Living with the loss and suffering in my country (South Africa) is never easy, but now it sometimes gets unbearable. I find solace in the many stories of real goodwill and people standing together in adversity. Doing small things for others (like lending my books to fellow readers while libraries are closed due to lockdown) and talking about my experience with a few special friends carry me through.
Oh, and crying. I’ve always been ashamed when I cried. Not anymore. Crying brings huge emotional relief. You must just stop again. 😊
A few years ago, I learned about Highly Sensitive Persons — a rather large percentage of the population wired to experience emotions and physical stimuli much more intensely than other people. Learning and accepting that I belong to this group eased my guilt about my more intense reactions to things other people wouldn’t think twice about. I’ve also learned that being a Highly Sensitive Person has its advantages, like finding natural empathy with other people’s ordeals.
If you could go back and give your younger self advice about living with depression, what would it be? Would the advice look different at different stages of life?
My advice would be the same at every age: Do not carry it alone. Seek help. Take responsibility. Look after yourself. If you cannot love yourself, at least respect yourself and treat yourself like a good friend, not as an enemy you try to bring down all the time. You deserve the best.
What would you say to your younger self when she was at her lowest point?
You are not alone. You are good enough.
Any final words of wisdom for readers who are struggling with depression?
Like the above: You are not alone. You are good enough.
Also: You deserve a good life. Use medication and therapy to help yourself, but do not stop there. Take responsibility for your lifestyle. Lifestyle changes cannot magically heal depression, but they can dramatically enhance your quality of life.
Life is precious. Savor it.
Die oorspronklike onderhoud het hier verskyn: https://email@example.com?p=5dbda3703214

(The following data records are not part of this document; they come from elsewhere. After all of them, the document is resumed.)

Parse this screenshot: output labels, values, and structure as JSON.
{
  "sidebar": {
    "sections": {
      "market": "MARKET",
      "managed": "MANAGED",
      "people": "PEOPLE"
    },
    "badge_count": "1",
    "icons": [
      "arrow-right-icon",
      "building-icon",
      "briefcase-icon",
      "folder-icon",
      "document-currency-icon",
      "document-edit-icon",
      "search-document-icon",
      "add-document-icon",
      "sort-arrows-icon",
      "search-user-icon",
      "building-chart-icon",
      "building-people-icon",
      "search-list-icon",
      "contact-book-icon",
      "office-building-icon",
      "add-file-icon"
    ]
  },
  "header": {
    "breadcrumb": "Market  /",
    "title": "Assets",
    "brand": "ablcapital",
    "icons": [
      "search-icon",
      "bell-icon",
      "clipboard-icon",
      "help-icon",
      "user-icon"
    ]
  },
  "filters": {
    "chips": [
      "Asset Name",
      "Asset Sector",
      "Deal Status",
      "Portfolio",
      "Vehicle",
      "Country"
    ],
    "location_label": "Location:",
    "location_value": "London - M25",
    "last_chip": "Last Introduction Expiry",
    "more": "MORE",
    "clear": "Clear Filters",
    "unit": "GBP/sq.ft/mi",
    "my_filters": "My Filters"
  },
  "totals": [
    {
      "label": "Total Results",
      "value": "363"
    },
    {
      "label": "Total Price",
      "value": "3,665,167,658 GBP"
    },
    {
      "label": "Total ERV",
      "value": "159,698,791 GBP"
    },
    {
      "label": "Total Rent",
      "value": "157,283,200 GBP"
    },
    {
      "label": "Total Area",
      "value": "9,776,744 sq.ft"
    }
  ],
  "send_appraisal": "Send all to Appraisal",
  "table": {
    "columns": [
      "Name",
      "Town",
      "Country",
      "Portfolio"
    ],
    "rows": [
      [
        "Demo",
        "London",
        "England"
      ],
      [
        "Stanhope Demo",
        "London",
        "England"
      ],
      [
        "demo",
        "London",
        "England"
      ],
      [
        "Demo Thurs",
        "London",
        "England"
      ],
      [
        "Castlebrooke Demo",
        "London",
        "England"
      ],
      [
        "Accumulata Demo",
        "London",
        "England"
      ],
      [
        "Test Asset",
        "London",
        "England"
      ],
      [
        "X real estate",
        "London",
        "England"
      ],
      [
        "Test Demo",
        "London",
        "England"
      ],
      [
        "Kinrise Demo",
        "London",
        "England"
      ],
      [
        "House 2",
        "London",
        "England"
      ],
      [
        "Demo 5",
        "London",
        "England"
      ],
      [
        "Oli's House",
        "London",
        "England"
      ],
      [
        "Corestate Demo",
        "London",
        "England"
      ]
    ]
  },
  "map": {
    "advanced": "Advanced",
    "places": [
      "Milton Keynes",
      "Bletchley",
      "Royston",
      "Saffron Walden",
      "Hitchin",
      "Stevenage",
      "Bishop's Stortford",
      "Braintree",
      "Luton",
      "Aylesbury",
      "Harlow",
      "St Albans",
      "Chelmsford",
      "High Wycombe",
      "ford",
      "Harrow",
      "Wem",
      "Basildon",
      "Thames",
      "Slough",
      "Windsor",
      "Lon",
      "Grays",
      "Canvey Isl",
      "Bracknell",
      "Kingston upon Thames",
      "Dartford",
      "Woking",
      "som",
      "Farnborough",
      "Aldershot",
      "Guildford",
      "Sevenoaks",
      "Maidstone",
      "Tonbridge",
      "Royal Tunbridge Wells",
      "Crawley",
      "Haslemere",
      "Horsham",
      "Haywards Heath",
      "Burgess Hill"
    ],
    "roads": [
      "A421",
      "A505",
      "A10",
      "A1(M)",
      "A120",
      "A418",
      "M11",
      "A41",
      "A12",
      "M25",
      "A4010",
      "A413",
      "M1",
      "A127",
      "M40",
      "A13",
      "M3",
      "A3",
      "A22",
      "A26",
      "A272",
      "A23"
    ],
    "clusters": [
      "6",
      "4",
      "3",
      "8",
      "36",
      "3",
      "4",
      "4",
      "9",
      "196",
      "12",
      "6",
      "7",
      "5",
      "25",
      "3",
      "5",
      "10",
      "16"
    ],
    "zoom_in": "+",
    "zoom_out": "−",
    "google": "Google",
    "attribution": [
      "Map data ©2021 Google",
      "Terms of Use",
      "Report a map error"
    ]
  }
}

2 gedagtes oor “My lewe met depressie: ‘n onderhoud met my seun”
Alta, hierdie onderhoud bied my soveel insig, dankie.
Ek is vreeslik bly, Una!